If the Bank of England votes in favour of a rate rise before the close of the year it will be a policy mistake, with the economy not strong enough to sustain such a move, according to Andrew Belshaw, head of investment management at Legg Mason subsidiary Western Asset.
The UK’s base rate has been at a record low of 0.25% since August 2016, having previously been held at 0.5% following drastic action from the Bank of England in the wake of the global financial crisis.
The most recent vote saw the Bank of England split 7-2 in favour of keeping rates on hold.
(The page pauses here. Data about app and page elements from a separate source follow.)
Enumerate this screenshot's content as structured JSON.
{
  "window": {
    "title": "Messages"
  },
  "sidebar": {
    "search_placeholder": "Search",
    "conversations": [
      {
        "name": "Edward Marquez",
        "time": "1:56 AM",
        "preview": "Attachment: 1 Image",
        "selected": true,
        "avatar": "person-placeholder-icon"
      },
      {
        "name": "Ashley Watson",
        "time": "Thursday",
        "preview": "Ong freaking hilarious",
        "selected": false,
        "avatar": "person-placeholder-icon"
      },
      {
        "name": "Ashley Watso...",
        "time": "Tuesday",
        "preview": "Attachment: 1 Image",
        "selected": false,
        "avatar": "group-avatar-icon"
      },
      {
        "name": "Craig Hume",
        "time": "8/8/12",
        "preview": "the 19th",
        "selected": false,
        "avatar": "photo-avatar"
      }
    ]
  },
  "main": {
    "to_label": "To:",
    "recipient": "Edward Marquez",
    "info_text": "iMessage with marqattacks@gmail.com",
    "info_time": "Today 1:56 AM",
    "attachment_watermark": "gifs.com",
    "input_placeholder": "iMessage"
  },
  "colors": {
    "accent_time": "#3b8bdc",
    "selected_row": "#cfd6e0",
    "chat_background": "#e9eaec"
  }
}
Nonetheless, there has been mounting speculation that rates will rise before the end of the year, with a recent miscalculation by the Office for National Statistics (ONS) adding fuel to the fire after it admitted earlier this month that real labour costs were much higher than expected.
Despite this Belshaw, while speaking at a conference recently in London, said a decision by the Bank of England to raise rates would be misplaced.
“It will be a policy mistake if the Bank hikes rates,” Belshaw said. “Net exports are weak, GDP growth has already peaked and is likely to fall, real average earnings are negative, and there are no inflationary pressures.”
Belshaw said that rather than embark upon tightening monetary policy, the UK should see economic hurdles created by Brexit as an opportunity to rebalance sources of growth from the economy and create a footprint for sustainable expansion.
“We now have a great opportunity to rebalance away from consumption and towards exports,” he said.
“We need politicians to make it attractive to invest in the UK by cutting corporate taxes, and utilising Brexit – and sterling’s depreciation – to rebalance the wider economy to get the percentage of GDP which comes from domestic consumption, currently above 70%, down sharply and get exports taking up more of the strain.”